** Assignment **
Copy out every line holding the string "dots" from the records below.
○ ○ ○ ○ ○
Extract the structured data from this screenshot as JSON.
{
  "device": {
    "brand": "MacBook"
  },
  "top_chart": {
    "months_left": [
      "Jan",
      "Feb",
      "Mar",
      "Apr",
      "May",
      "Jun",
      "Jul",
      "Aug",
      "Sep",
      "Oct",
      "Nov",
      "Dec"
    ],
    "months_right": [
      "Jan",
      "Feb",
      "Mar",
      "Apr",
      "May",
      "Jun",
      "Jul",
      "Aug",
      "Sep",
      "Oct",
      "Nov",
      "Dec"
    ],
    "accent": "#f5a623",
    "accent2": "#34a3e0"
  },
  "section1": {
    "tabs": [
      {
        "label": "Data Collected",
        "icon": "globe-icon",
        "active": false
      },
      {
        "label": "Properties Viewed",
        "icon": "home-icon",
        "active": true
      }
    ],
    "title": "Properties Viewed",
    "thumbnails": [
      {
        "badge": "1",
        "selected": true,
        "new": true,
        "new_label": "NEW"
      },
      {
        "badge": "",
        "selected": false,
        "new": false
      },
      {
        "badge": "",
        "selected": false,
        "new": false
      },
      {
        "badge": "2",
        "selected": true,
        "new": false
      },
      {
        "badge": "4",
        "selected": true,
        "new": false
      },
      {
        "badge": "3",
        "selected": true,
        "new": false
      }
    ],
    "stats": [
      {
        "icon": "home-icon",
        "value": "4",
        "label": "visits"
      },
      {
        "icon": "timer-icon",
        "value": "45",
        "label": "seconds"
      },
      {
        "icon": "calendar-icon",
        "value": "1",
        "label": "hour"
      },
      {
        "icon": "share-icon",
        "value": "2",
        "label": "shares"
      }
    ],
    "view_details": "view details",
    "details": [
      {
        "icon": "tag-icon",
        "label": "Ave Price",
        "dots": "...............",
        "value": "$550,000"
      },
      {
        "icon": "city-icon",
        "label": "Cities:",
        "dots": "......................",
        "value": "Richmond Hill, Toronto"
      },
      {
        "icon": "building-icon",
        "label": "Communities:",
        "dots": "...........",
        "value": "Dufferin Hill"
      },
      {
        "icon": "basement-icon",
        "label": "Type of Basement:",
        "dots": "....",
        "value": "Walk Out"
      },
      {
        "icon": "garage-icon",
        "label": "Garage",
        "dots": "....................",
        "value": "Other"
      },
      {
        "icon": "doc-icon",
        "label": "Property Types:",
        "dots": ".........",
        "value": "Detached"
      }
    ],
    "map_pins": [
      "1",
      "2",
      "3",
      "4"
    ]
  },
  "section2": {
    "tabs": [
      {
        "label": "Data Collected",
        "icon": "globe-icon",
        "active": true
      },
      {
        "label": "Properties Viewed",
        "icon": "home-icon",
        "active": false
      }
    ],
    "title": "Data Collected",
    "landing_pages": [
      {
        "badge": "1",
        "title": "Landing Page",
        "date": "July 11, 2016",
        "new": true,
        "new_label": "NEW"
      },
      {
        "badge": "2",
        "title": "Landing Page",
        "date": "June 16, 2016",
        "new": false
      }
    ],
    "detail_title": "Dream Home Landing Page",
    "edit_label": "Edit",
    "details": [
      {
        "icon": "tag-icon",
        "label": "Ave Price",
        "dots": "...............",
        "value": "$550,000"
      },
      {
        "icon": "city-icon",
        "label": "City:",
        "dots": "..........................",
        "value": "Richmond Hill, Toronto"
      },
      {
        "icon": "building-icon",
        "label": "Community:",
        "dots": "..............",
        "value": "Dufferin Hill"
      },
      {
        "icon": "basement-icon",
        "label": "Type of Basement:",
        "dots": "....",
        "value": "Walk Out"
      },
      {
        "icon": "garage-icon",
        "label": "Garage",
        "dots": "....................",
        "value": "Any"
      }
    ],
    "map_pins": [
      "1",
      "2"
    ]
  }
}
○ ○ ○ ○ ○
** Solution to this exercise **
        "dots": "...............",
        "dots": "......................",
        "dots": "...........",
        "dots": "....",
        "dots": "....................",
        "dots": ".........",
        "dots": "...............",
        "dots": "..........................",
        "dots": "..............",
        "dots": "....",
        "dots": "....................",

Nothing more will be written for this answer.